The Escambia County Commission is set to vote Thursday, on adding 12 career firefighter positions to staff Escambia Fire-Rescue’s Ferry Pass station.
The nine enlisted and three lieutenant slots will cost an additional $375,000 in salary and benefits. The idea came about after two residential fires on Good Friday. Neither of which were answered by Ferry Pass, the closest station, because of a shortage of volunteer firefighters.
Data from Escambia Fire-Rescue shows that station was the agency’s busiest last year, fielding almost 21 hundred calls. But, about a third of them had to be answered by other stations.
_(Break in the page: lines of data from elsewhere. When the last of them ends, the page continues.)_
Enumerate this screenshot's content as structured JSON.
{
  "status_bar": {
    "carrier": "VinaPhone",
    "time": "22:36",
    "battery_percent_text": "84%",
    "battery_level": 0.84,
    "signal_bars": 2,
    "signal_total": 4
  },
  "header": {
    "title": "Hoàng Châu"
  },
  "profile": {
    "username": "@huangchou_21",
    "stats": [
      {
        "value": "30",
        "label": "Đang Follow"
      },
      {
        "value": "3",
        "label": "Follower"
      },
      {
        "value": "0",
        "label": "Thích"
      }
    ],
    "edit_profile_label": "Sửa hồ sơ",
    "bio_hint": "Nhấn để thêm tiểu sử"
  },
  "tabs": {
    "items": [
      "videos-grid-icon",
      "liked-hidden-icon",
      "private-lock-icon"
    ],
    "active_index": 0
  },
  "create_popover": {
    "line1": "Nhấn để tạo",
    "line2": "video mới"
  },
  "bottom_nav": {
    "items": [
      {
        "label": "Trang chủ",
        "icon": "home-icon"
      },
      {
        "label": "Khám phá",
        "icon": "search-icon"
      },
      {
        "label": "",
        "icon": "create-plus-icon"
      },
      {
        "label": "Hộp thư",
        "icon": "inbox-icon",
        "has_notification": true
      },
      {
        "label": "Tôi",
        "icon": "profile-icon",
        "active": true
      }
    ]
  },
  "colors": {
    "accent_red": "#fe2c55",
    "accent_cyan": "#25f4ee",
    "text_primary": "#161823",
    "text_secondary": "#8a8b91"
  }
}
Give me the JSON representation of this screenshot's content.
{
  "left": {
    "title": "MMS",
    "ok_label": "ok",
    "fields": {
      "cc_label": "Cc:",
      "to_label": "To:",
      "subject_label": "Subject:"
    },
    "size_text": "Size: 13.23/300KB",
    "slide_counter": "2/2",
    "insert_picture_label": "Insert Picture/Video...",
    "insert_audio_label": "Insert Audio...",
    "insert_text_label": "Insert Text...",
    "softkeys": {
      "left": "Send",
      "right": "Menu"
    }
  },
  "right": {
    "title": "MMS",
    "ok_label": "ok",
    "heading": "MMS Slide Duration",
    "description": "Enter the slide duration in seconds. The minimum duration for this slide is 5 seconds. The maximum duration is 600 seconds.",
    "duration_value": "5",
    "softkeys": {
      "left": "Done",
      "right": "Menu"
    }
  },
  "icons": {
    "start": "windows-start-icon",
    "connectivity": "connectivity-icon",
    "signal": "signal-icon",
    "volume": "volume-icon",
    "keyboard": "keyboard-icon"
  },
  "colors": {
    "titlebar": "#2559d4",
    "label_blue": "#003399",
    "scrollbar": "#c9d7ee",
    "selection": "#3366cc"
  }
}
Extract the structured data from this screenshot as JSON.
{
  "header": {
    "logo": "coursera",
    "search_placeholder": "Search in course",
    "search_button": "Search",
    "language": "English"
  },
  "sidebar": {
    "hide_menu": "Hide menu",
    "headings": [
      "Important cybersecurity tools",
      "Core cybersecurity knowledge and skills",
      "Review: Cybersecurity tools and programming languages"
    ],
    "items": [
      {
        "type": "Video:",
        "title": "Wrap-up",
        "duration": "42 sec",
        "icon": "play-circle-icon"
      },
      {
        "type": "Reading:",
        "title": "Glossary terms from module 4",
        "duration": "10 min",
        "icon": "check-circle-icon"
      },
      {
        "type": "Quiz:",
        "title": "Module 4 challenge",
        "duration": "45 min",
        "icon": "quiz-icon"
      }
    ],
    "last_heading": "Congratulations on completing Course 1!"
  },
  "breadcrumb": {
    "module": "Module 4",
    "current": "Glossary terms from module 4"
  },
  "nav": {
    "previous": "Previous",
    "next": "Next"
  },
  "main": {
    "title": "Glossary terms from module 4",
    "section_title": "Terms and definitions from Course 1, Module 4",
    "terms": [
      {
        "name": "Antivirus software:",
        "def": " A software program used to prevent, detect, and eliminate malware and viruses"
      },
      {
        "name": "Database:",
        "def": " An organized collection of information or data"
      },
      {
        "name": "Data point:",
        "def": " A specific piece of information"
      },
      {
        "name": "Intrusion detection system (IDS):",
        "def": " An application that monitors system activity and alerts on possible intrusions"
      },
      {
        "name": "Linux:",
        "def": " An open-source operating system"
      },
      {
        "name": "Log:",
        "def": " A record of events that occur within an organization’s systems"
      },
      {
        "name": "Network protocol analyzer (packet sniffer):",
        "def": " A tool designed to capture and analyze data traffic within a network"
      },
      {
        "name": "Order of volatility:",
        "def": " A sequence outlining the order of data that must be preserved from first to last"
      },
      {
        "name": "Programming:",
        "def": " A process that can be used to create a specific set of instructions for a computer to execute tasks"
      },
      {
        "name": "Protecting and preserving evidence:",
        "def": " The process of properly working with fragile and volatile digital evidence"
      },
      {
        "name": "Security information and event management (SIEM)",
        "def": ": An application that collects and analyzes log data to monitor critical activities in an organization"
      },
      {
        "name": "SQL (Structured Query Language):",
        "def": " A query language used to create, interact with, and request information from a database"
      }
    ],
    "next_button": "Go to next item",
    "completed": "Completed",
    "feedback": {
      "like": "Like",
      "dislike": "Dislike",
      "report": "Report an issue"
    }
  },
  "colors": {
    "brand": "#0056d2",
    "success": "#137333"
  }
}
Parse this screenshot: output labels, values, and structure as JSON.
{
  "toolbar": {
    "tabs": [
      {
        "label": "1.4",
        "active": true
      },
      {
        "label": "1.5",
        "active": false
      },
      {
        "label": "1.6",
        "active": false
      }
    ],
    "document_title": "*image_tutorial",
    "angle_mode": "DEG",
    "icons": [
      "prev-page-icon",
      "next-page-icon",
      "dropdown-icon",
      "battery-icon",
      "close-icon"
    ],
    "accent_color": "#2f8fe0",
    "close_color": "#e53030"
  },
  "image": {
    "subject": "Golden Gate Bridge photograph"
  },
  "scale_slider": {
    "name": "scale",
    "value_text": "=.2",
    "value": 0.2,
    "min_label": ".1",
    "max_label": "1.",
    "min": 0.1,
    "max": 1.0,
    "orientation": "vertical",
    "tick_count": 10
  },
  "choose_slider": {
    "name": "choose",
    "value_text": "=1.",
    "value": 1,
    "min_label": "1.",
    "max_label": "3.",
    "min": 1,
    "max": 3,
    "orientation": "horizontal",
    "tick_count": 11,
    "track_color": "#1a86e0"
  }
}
Commissioner Grover Robinson, whose District-4 includes the Ferry Pass area, attended a town hall meeting shortly after the fires.
“What the citizens of Ferry Pass said loud and clear at the town hall meeting was, ‘Get somebody over there,’” Robinson said.
After meeting with Escambia Fire-Rescue Chief Pat Grace, County Administrator Jack Brown last month told the County Commission that 12 paid firefighters – four each staffing three around-the-clock shifts – would be assigned to Ferry Pass. Brown also addressed what many consider to be a sometimes-contentious rivalry between volunteer and career firefighters.
“The main thing that’s going to be, is that the career firefighters and volunteer firefighters continue to work together,” said Brown. “And make sure that, as they work through those issues, that they’re respectful of each other and continue to make is work for the residents of Escambia County.”
One obstacle is a change in training requirements by the state. The 40 hours of training once needed by volunteers, has risen to 206 hours. Escambia Fire-Rescue Chief Pat Grace says that’s exacerbating an existing problems in recruiting volunteers.
“We are providing the best service possible right now, based on the funding that we have” said Grace. “We don’t need to promote hysteria, paranoia, fear, or anything like that. But we always could use more firefighters.”
A survey last year shows a 54% reduction in certified volunteer firefighters at the agency, and a 40% reduction in non-certified volunteers. As of last November, Escambia Fire-Rescue had lost more than 190 firefighters over the past five years. Along with Grace, many other firefighters in the area believe that the fewer volunteers available can lead to slower responses.
At County Administrator Jack Brown’s direction, Chief Grace and Public Safety Director Mike Weaver will develop figures on staff, response, and missed calls. Brown also wants the Commission to accept training hours compiled online, which would be consistent with the state Fire College’s standards.